The file also contains correspondence of Wittenberg (1938-1941), partly drafts of letters, in which she refers to life in the camp.
Folder 4 contains a family history by Siegfried Landshut (bound print, 44+1 pp.) including a genealogical table from 1962, family photographs, and materials pertaining to the Landshut family collection by the Leo Baeck Institute Jerusalem.

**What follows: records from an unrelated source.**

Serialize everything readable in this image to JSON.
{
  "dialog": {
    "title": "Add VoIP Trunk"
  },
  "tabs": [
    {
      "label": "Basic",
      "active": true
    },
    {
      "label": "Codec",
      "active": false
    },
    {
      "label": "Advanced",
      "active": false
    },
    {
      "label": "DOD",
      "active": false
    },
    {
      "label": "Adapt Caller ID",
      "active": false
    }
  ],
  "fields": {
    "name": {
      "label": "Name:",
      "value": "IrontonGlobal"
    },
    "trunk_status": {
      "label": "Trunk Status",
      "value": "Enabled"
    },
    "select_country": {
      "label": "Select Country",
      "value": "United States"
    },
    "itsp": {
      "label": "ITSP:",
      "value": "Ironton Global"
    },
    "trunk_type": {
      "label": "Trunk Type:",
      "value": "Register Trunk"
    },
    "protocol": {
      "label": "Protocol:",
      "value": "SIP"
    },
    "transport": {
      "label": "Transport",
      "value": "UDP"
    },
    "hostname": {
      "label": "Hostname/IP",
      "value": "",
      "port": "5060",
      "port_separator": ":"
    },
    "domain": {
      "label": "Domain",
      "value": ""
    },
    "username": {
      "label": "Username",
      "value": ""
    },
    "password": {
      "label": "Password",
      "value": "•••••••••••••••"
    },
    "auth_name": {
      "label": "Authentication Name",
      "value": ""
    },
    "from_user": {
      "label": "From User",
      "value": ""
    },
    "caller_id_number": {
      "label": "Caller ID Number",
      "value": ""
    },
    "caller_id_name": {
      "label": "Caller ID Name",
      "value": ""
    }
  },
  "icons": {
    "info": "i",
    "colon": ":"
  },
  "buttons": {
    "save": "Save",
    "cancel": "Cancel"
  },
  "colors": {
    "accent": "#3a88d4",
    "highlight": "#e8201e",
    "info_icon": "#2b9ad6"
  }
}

The collection comprises a portion of the records of the Jewish community of Wąbrzeźno, known in German as Briesen. The records date from 1871 to 1921, concentrated in the era when the town of Briesen was part of the province of West Prussia, in the German Empire; only a handful of items date from the years 1920-1921, when the town was part of Poland. The collection comprises administrative and financial records kept by the Briesen Jewish Community Council, except for one volume of records kept by the Jüdischer Lese-Verein (Jewish Reading Society) of Briesen, in the years 1901 to 1908. Approximately 40% of the collection comprises financial records, 1882-1921, including official budgets and tax lists; 20% concerns the community's religious institutions; and another 20% comprises records related to community employees, especially rabbis and cantors. The remainder of the collection includes correspondence, communal meeting minutes and decisions, circulars announcing meetings, and a variety of administrative records. Included are records pertaining to communal council elections; synagogue seat rentals; burials and the care of graves; the construction and maintenance of the mikveh (ritual bath house); the expansion of the cemetery; synagogue rules and the renovation of the synagogue; charitable activities, often in cooperation with regional and national Jewish organizations; and the religious school and Jewish elementary school.